Though not strictly historical fiction, the story does interweave references to many important historical events that occurred during Abbie’s lifetime and influenced her family, including the Civil War, the Spanish-American War, and World War I, so there is a nice timeline on which to peg the plot. It also includes what must be a very realistic account about life on the Nebraska prairie in those days, especially since the author modeled it on her own mother, who in 1854 had traveled by covered wagon to the Midwest.. I first heard about the book when it was recommended by Love to Learn, a Christian homeschool supplier who said, “A sweet and touching story…of a woman’s joyful way of living in spite of the harshness of wilderness life.” In addition to a few common euphemisms (golly, gosh, darned), the “h” word is found a couple of times, and both “God” and “Lord” are used occasionally as interjections. However, it is interesting to note that “during the deep snows when they were shut in, she gave the children lessons to do.” So, at least part of the time, Abbie Deal was a homeschool mom.

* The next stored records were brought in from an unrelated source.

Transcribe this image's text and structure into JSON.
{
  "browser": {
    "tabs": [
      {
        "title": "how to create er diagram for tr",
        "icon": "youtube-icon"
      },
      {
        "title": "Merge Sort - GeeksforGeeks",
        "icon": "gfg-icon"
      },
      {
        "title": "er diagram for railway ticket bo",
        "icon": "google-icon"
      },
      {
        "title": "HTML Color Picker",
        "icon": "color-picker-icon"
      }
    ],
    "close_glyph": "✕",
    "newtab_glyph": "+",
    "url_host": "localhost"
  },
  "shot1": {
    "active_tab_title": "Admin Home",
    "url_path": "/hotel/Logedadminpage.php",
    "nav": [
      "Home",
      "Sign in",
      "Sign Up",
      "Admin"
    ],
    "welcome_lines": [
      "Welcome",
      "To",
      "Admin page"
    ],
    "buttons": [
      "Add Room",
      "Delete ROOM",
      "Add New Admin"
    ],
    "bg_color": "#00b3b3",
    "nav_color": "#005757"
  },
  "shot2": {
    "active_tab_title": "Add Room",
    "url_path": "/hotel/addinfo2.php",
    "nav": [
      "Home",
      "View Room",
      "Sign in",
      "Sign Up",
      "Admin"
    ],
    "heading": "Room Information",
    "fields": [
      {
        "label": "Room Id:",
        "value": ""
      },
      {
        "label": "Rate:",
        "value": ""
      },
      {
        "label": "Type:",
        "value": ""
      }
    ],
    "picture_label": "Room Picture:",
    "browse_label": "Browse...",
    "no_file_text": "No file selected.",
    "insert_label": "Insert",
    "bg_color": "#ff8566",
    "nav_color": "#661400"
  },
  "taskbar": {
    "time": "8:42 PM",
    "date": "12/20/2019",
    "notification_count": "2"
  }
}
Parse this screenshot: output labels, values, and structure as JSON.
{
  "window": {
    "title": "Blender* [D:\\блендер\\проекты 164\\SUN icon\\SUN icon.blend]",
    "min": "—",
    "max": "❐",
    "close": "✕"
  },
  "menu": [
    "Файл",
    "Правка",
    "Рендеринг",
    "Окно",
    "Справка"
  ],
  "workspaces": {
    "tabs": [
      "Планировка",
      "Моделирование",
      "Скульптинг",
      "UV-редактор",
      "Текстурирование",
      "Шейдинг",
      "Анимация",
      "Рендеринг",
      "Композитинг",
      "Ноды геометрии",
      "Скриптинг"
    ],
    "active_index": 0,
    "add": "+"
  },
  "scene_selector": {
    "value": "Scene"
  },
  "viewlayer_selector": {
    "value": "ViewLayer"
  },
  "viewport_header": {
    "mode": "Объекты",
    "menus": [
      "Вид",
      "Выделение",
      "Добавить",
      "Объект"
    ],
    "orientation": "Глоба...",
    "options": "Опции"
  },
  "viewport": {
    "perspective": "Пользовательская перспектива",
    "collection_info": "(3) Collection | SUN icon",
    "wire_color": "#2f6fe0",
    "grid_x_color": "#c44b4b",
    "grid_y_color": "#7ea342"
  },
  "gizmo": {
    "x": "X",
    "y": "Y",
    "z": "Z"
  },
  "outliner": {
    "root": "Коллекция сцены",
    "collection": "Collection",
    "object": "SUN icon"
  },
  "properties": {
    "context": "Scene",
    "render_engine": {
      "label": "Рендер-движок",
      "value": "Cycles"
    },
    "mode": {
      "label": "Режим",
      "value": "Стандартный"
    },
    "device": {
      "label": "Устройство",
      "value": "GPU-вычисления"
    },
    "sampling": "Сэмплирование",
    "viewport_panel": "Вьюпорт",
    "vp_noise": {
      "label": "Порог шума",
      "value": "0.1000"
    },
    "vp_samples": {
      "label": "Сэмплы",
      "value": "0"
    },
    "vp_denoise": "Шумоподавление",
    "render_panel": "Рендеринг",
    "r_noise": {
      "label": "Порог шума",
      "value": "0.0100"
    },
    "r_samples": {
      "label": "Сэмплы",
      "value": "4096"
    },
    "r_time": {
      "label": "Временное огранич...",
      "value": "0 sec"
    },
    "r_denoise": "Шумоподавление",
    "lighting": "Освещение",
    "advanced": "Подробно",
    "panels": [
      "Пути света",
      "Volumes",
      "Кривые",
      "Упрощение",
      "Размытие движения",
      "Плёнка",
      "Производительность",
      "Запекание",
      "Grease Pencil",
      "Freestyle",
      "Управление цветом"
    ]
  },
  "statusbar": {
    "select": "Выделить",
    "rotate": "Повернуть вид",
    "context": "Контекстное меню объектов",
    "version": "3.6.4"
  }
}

Most reader reviews were positive. One negative reviewer wrote, “It read like a boring soap opera… like a cheap romance novel without any romance.” This individual must be referring to vastly different soap operas and cheap romance novels than the ones with which I’m familiar. This person also said, “And it is not a Christian book, either, by the way, even though it lacks any blatant immorality.” The fact that “it lacks any blatant immorality” definitely is a plus. And if one means by “Christian book” a story in which everyone “gets saved” and then stands around, holds hands, and sings “Let’s just praise the Lord,” well, no, it’s not that kind of book. But it does definitely reflect a general Biblical worldview, making references to believing in creation, going to church, and prayer, along with copious Biblical allusions. We did this as a family read aloud, and even with a few “tear-jerker” moments mostly towards the end, we all liked it for its basically joyful and overcoming spirit.